Tonight’s the night! Set your DVRs for TLC tonight at 9 Eastern/8 Central for Who Do You Think You Are. (Be sure to check your local listings–I told people here the show would be on at 8 p. Mountain time, but it turns out that cable here conforms to the Eastern show times!) You’ll see me join Tom Bergeron in Québec towards the end of his quest to learn about his 10th and ninth great-grandparents.
I don’t know all the details and will be eager to learn them tonight, but from what I learned on our shoot last month, it’s a story that spans France and early Canada. The stories we’ll see are emblematic of the age of religious wars and migration to the New World. Join us and let me know what you think! Continue reading
My beach reading this week is Joan Didion: her famous essays on the 1960s collected in Slouching Towards Bethlehem and The White Album (1979), and her novel from that era as well, Play it As it Lays. I’ve completed the essay collections, and came across this 1976 article about Georgia O’Keeffe that reminded me about the conversation a few days ago about women writers and artistic creativity and confidence: Continue reading
The title of this post refers to a 1998 essay by Francine Prose, “Scent of a Woman’s Ink: Are Women Writers Really Inferior?” Nearly twenty years later, the results aren’t encouraging for women. Over at Jezebel, Catherine Nichols writes about sending out queries to agents for the same novel, with the same cover letter and writing sample, under both her real name and in the name of a male alter ego. The results are even more depressing than you’d imagine (h/t Megan Kate Nelson for the RT that alerted me to this article):
I set up a new e-mail address under a name—let’s say it was George Leyer, though it wasn’t—and left it empty. Weeks went by without word from the agents who had my work. I read another study about how people rate job applicants they believe are female and how much better they like those they believe are male.
Her hit ratio as Catherine was two requests to see the whole manuscript out of fifty queries, so 1:25 positive requests. As George, her hit ratio was 17:50. Nichols concludes that he is “eight and a half times better than me at writing the same book.
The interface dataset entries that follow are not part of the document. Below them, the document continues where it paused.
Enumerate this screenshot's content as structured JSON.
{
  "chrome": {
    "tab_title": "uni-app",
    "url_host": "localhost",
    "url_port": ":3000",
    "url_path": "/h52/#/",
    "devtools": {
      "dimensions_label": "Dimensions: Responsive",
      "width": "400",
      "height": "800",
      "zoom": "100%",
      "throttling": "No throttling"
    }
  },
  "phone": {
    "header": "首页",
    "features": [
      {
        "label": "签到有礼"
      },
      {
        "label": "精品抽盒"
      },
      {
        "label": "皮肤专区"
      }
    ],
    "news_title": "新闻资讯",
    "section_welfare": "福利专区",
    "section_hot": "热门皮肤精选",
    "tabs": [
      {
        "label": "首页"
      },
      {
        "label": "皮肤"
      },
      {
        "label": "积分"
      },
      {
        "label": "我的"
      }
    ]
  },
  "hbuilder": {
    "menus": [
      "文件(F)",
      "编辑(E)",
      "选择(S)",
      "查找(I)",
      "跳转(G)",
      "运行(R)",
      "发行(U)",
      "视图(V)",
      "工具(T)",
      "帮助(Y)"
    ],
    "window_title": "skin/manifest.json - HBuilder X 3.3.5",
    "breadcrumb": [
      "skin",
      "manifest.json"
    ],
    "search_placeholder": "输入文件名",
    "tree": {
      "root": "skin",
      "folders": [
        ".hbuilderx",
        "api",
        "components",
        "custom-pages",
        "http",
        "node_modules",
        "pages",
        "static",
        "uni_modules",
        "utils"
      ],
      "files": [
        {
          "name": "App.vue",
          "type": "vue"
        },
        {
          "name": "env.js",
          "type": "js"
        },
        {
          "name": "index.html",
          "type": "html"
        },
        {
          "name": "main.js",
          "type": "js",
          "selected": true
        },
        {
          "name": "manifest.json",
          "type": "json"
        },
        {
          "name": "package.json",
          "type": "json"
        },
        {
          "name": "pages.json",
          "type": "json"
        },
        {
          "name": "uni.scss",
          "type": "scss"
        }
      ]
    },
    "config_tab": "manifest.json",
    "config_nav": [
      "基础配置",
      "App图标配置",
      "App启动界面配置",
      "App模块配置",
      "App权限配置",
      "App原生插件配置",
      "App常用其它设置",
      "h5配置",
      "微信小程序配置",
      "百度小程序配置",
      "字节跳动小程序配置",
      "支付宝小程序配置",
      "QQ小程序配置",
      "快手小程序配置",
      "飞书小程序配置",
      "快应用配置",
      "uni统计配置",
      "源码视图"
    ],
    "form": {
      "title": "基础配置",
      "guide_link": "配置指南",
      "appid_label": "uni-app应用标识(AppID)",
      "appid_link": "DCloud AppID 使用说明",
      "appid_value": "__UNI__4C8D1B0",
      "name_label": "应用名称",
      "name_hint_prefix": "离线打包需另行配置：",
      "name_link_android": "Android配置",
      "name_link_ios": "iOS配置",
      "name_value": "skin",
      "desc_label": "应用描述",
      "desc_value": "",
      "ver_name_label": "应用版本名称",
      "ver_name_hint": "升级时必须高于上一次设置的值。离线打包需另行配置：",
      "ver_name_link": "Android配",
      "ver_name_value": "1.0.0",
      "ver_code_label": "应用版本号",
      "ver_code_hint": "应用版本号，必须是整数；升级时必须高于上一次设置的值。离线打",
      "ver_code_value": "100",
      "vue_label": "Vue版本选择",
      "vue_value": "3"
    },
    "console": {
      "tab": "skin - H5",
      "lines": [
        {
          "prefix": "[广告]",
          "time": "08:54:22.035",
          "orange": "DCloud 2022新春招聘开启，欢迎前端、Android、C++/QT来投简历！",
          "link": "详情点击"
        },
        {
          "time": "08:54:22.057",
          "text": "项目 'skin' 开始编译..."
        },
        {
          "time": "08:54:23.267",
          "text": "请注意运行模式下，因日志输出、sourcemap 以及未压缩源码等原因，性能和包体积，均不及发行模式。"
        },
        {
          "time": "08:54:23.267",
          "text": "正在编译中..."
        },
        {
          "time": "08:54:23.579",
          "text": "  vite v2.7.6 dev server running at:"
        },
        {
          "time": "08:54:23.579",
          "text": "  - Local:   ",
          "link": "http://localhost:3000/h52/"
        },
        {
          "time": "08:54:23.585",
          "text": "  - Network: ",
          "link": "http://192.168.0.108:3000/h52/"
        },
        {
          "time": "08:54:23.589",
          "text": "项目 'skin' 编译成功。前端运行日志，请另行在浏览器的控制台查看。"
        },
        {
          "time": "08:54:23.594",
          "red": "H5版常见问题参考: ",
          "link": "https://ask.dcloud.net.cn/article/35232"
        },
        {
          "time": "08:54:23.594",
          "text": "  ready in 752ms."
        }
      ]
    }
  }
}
Fully a third of the agents who saw his query wanted to see more, where my numbers never did shift from one in 25.”
Who was is brilliant new writer, George Leyer, and when can we read his brilliant novel? Continue reading